Well, that explains everything! Me, too. By the way. I watched a show on the dissection of a giant squid this week and thought after how odd it was that I had just quite happily watched a show on the dissection of a giant squid. Maybe that is the problem. We are all manic omnivores.

Craig -

I'm of the the thought that styles have always been for brewers, rather than the consumers. Styles, conveniently, allow one to say: "look I've made this beer correctly—my gravity is correct, my IBUs are correct, I've made a correct XX beer". It's the beery of equivalent of "showing your work" in arithmetic.

"Correct-ness", however, is irrelevant to my consumption of beer.

The problem with style is that it tries to solve to many problems. Beer classification to a brewer and beer classification to a consumer don't necessarily need to be the same thing.

How's this for a slight askew comparison. During WWII the U.S. Army contracted American auto makers Ford and Willys Overland, to build what they classified as a "truck, 1/4 ton, 4x4." To the GI's slogging across Europe and hacking their way through island in the Pacific, that "truck, 1/4 ton, 4x4" was simply known as the "Jeep."

Beer and Jeeps—it's a logical connection, right?

Alan -

Works for me. Style is sort of like a master branding in that sense.

olllllo -

Speaking of convention, is http://beervana.blogspot.ca/ a style, method or tradition as I am more accustomed to the .com version.

Jeeps and Beer? What will they think of next? ;)

Craig -

I'm quite content to ONLY think of Jeeps and Beer

NonconFERMist -

As usual I type up my response, explore some ideas and check to see if I added anything unique. Nope, nada, zero...delete. I had to comment to prove all that mental fermenting didn't go for nothing.

Haven't been browsing the beer blogs much lately, still enjoy your posts Alan.

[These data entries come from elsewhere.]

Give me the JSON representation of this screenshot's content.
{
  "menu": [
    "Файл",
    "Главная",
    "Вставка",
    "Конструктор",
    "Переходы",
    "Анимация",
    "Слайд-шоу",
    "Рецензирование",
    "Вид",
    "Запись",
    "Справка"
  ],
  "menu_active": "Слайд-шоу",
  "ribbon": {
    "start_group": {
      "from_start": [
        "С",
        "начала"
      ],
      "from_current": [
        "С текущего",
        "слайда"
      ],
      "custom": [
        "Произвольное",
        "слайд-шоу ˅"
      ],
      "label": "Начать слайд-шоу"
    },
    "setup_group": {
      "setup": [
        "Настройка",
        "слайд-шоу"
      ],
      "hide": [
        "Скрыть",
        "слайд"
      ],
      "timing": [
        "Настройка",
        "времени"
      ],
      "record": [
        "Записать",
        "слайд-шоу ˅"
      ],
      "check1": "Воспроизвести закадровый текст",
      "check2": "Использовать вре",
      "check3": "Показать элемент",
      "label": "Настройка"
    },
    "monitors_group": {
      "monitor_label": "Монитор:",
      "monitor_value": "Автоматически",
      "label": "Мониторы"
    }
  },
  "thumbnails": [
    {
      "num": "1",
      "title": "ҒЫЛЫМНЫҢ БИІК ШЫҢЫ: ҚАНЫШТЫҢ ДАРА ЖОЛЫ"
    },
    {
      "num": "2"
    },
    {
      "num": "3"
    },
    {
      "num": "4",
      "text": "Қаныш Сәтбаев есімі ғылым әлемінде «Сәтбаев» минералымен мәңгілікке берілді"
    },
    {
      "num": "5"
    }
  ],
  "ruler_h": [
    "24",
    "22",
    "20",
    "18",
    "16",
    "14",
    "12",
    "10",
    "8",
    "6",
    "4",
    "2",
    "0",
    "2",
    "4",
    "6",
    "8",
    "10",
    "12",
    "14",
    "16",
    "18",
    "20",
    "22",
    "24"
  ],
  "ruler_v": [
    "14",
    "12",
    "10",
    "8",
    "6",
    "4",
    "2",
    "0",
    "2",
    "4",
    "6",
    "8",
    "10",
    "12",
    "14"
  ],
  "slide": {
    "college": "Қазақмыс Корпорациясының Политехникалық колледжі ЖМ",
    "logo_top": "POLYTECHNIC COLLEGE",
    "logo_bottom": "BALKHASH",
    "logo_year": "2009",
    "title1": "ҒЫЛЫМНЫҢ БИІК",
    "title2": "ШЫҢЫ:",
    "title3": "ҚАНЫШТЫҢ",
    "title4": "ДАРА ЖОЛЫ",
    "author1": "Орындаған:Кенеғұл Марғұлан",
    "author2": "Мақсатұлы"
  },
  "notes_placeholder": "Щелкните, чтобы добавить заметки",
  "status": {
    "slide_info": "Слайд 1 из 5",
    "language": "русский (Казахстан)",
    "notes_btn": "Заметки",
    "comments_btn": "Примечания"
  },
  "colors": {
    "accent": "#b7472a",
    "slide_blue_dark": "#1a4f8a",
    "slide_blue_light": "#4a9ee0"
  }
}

Alan -

Thanks but remember: I don't care much for my own writing. Aside from good manners, all input is welcome.